The UC researchers collaborated with the US Geological Survey and the Center for Applied Isotope Studies at the University of Georgia. The study was published this week in the journal Nature Scientific Reports.
It’s impossible to say how many people from Hopewell, if any, died in the blast, Tankersley told The Washington Post.
“Without a time machine, we can’t say for sure,” he said. “But everywhere we dug…we found scorched earth, hardened by fire.”
The UC researchers found evidence that the limestone was reduced to lime by the intense heat from the comet’s fires, the Post said.
Besides the physical evidence, scholars said the elder Hopewell documented the disaster in their masterpieces and oral histories. A comet-shaped mound was built near the epicenter of the blast at a site in Hopewell called Milford Earthworks.

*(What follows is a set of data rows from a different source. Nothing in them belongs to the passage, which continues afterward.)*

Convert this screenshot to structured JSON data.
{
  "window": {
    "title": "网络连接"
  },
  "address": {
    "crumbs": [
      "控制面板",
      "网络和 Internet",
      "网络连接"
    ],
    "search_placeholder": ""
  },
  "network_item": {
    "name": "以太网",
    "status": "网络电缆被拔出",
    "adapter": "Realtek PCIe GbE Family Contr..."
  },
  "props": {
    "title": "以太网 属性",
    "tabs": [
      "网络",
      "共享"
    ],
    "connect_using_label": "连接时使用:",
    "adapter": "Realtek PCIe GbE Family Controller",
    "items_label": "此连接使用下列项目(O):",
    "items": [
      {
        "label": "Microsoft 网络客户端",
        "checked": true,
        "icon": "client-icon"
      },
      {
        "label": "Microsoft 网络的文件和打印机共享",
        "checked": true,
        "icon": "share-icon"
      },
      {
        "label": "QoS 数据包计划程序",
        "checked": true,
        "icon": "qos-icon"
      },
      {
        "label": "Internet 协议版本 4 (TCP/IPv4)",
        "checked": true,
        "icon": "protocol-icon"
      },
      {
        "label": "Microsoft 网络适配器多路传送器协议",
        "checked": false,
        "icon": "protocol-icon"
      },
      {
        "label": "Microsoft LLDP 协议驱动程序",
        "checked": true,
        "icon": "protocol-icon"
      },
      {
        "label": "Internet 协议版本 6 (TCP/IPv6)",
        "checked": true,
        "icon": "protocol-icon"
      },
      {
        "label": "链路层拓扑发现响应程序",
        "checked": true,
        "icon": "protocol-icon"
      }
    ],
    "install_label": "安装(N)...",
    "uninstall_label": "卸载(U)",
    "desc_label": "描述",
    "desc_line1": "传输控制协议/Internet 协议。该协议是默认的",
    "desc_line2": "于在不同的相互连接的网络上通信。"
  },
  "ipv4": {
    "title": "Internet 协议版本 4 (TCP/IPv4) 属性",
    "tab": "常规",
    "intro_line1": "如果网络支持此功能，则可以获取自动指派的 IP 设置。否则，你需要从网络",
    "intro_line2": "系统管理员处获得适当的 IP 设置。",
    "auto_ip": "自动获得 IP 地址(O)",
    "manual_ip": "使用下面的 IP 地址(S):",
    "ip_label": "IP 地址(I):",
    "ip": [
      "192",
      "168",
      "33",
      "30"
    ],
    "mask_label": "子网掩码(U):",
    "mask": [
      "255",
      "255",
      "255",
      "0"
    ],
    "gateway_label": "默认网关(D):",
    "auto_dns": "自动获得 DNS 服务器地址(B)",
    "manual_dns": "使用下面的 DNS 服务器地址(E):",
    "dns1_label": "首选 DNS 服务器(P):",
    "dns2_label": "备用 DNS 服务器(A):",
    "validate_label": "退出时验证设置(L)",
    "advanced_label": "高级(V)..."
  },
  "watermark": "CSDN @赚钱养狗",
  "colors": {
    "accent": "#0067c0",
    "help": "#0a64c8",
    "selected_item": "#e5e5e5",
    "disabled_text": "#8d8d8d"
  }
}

Various Algonquin and Iroquoian tribes, descendants of the Hopewells, have spoken of a calamity that befell the Earth, said Tankersley, who is Native American.
“It’s a great example of Native Americans documenting their own history,” Tankersley told the Post. “Hopewell’s toll on the disaster that may have ended its culture.”
Read the Washington Post story.